The Great Gatsby was not successful when it was released
While today The Great Gatsby is considered to be Fitzgerald’s masterpiece, when it was published, it was a flop. He planned the novel in 1923, and he rewrote the text several times throughout the following year. The Great Gatsby was published in 1925. After, it was praised by fellow authors, like Willa Cather, but disregarded by critics in major literary publications. It sold throughout the author’s life, but not in any significant number. He made under $20 from his last royalty check, a number that came primarily from purchasing his own book. It was a few decades after Fitzgerald’s death that the book was finally celebrated for the American classic that it is.
He worked for the film studio MGM as a screenwriter
After his marriage to Zelda dissolved, Fitzgerald moved to Hollywood, where he started to work for MGM. While there, he worked on dialogue that went unused in the films Gone with the Wind and Madam Curie. While Fitzgerald likely could’ve made a new career for himself in this industry, he disregarded the directions film runners gave him. He chose to write whatever he thought was best for the scene rather than what the story called for. He was terminated in 1939 and started to work freelance. Unfortunately, this was also during a period in Fitzgerald’s life in which his alcoholism had a solid hold. He spent time being treated by a psychiatrist.
His final novel was unfinished at the time of his death

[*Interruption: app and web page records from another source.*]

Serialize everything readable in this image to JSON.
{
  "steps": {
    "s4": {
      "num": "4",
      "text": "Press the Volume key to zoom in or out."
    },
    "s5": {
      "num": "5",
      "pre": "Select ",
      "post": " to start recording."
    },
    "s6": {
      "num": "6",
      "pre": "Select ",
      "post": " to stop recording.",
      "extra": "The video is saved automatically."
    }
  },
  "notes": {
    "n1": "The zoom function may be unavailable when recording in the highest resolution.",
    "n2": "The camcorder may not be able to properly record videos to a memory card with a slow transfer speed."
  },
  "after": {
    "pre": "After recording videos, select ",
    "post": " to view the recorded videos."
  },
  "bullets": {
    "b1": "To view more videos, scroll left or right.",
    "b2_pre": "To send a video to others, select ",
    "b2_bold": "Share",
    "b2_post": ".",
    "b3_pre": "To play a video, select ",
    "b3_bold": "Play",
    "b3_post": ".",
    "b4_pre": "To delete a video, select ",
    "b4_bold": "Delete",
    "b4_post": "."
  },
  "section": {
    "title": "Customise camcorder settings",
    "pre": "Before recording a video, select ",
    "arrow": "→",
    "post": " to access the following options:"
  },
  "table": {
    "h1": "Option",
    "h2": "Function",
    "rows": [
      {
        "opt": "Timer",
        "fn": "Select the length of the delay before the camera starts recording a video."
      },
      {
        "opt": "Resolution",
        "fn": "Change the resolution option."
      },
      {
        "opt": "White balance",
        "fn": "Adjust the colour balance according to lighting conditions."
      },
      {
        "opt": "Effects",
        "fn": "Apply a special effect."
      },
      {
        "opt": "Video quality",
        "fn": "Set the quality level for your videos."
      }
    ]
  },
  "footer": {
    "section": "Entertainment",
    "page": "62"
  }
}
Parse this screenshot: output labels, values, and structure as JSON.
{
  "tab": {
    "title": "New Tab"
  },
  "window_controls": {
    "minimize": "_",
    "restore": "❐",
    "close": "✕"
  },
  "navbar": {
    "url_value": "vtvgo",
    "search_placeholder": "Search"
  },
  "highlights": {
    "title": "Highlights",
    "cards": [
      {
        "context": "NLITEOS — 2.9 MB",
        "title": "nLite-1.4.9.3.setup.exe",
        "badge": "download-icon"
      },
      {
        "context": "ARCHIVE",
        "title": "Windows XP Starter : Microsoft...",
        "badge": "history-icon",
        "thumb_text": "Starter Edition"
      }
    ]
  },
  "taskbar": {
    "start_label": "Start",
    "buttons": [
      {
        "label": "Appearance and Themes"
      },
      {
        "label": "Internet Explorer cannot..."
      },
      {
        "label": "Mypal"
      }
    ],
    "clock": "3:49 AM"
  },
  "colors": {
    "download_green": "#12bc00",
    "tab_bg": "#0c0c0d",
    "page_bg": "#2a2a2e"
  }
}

Fitzgerald’s final novel, The Love of the Last Tycoon, went unfinished at the time of his death. It was inspired by his time working in Hollywood. This was a difficult period in Fitzgerald’s life where he struggled with sobriety and his finances. He died in 1940 from a heart attack before finishing the book. It was a novel he considered to be his “comeback.” Unfortunately, some of Fitzgerald’s novels, including The Great Gatsby, did not bring in the income or the critical reception he hoped.
The Love of the Last Tycoon was only half-finished when Fitzgerald died. But, a version was published a year later, finished by Fitzgerald’s friend and critic, and titled The Last Tycoon. It was later republished with the full title The Love of the Last Tycoon. The novel is sometimes considered to be Fitzgerald’s best. It follows a Hollywood studio manager based on Irving Thalberg, known for films like Grand Hotel and China Seas.
He kept journals about his career and personal life
For several decades, Fitzgerald kept records about his life and career. These were recorded in large, leather books and included detailed business records about his publications. He wrote about when his works were published, how much he made, and more. One famous section of these notebooks was titled “Outline Chart of My Life.” It detailed the months of Fitzgerald’s life, from birth to contemporary times. In addition, he detailed his first word, height, meeting Zelda, his writing progress, and fame.
He dropped out of Princeton
As a young man attending Princeton, he dropped out and was commissioned as a second lieutenant in the army. He expressed concern that he’d die in battle before he was able to publish a novel and quickly attempted to have the first drafts of This Side of Paradise published.